# Entries provided
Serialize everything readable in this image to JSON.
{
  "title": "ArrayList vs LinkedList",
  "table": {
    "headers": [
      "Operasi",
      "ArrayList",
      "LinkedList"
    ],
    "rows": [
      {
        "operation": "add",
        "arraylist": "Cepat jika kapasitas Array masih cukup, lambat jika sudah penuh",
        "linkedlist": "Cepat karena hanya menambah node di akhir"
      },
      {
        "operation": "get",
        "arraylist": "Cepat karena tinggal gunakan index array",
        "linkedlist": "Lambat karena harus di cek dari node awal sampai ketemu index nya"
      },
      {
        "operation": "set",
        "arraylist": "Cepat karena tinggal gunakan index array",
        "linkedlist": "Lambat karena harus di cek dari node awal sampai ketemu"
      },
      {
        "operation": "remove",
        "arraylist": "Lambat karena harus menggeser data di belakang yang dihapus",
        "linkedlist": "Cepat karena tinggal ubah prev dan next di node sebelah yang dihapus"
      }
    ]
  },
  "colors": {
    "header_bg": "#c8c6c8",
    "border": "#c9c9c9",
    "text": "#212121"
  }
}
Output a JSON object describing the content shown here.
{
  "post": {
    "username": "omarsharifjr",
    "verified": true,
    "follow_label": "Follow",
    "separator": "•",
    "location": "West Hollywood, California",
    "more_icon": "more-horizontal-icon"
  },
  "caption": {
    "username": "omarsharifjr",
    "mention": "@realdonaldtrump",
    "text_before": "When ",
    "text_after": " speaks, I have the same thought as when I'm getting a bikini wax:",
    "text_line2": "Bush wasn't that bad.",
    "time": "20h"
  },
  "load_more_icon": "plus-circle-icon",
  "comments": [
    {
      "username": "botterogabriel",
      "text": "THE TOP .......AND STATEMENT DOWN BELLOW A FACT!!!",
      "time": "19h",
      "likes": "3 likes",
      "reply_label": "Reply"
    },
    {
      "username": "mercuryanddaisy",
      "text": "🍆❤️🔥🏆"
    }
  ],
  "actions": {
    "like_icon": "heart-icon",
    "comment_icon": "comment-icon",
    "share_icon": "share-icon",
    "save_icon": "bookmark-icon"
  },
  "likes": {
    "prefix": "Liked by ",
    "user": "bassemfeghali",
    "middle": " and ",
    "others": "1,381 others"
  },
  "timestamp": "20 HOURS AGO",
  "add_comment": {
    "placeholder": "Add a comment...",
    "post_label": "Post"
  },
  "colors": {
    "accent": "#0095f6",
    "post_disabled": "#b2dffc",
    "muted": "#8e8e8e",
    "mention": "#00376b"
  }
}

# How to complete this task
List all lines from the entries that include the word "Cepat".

# Exercise solution
        "arraylist": "Cepat jika kapasitas Array masih cukup, lambat jika sudah penuh",
        "linkedlist": "Cepat karena hanya menambah node di akhir"
        "arraylist": "Cepat karena tinggal gunakan index array",
        "arraylist": "Cepat karena tinggal gunakan index array",
        "linkedlist": "Cepat karena tinggal ubah prev dan next di node sebelah yang dihapus"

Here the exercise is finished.